_ASSIGNMENT_
Nothing in the entries should change; repeat them exactly.

++++++

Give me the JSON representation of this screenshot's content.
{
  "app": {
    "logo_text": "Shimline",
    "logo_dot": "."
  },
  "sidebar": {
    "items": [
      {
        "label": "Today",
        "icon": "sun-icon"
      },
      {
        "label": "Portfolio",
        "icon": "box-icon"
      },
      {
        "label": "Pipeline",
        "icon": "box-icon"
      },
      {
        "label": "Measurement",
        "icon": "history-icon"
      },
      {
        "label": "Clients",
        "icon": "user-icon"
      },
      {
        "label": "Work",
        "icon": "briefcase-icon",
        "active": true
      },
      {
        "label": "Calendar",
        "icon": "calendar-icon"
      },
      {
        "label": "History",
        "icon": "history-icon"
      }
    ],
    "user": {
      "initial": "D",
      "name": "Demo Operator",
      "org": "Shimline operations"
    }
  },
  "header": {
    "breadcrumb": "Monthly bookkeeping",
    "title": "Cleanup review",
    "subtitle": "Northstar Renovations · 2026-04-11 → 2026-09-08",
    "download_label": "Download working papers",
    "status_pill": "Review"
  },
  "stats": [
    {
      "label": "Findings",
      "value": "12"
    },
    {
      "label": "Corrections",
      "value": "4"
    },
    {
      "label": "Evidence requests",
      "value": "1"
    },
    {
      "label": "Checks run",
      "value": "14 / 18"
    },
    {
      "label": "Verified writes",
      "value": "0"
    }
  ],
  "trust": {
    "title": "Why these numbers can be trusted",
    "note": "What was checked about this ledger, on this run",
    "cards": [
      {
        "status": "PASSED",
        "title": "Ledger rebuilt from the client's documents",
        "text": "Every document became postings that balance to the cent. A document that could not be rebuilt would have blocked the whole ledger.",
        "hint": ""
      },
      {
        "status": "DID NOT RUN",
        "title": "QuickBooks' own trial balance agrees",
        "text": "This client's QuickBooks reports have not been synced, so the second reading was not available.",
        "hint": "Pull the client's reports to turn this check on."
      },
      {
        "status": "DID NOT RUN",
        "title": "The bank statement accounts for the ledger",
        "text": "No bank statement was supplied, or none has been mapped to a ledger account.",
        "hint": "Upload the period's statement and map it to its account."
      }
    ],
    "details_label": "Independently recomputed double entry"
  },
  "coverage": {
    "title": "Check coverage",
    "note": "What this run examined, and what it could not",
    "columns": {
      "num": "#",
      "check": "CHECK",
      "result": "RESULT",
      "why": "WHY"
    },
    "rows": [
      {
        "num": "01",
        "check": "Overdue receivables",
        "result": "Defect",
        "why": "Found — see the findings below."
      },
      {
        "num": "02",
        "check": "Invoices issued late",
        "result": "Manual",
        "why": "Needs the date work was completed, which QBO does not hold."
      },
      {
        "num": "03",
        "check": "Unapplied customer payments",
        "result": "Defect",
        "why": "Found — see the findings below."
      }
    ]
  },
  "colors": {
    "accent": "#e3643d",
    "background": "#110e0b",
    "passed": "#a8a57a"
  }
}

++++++

_COMPLETED TASK_
Give me the JSON representation of this screenshot's content.
{
  "app": {
    "logo_text": "Shimline",
    "logo_dot": "."
  },
  "sidebar": {
    "items": [
      {
        "label": "Today",
        "icon": "sun-icon"
      },
      {
        "label": "Portfolio",
        "icon": "box-icon"
      },
      {
        "label": "Pipeline",
        "icon": "box-icon"
      },
      {
        "label": "Measurement",
        "icon": "history-icon"
      },
      {
        "label": "Clients",
        "icon": "user-icon"
      },
      {
        "label": "Work",
        "icon": "briefcase-icon",
        "active": true
      },
      {
        "label": "Calendar",
        "icon": "calendar-icon"
      },
      {
        "label": "History",
        "icon": "history-icon"
      }
    ],
    "user": {
      "initial": "D",
      "name": "Demo Operator",
      "org": "Shimline operations"
    }
  },
  "header": {
    "breadcrumb": "Monthly bookkeeping",
    "title": "Cleanup review",
    "subtitle": "Northstar Renovations · 2026-04-11 → 2026-09-08",
    "download_label": "Download working papers",
    "status_pill": "Review"
  },
  "stats": [
    {
      "label": "Findings",
      "value": "12"
    },
    {
      "label": "Corrections",
      "value": "4"
    },
    {
      "label": "Evidence requests",
      "value": "1"
    },
    {
      "label": "Checks run",
      "value": "14 / 18"
    },
    {
      "label": "Verified writes",
      "value": "0"
    }
  ],
  "trust": {
    "title": "Why these numbers can be trusted",
    "note": "What was checked about this ledger, on this run",
    "cards": [
      {
        "status": "PASSED",
        "title": "Ledger rebuilt from the client's documents",
        "text": "Every document became postings that balance to the cent. A document that could not be rebuilt would have blocked the whole ledger.",
        "hint": ""
      },
      {
        "status": "DID NOT RUN",
        "title": "QuickBooks' own trial balance agrees",
        "text": "This client's QuickBooks reports have not been synced, so the second reading was not available.",
        "hint": "Pull the client's reports to turn this check on."
      },
      {
        "status": "DID NOT RUN",
        "title": "The bank statement accounts for the ledger",
        "text": "No bank statement was supplied, or none has been mapped to a ledger account.",
        "hint": "Upload the period's statement and map it to its account."
      }
    ],
    "details_label": "Independently recomputed double entry"
  },
  "coverage": {
    "title": "Check coverage",
    "note": "What this run examined, and what it could not",
    "columns": {
      "num": "#",
      "check": "CHECK",
      "result": "RESULT",
      "why": "WHY"
    },
    "rows": [
      {
        "num": "01",
        "check": "Overdue receivables",
        "result": "Defect",
        "why": "Found — see the findings below."
      },
      {
        "num": "02",
        "check": "Invoices issued late",
        "result": "Manual",
        "why": "Needs the date work was completed, which QBO does not hold."
      },
      {
        "num": "03",
        "check": "Unapplied customer payments",
        "result": "Defect",
        "why": "Found — see the findings below."
      }
    ]
  },
  "colors": {
    "accent": "#e3643d",
    "background": "#110e0b",
    "passed": "#a8a57a"
  }
}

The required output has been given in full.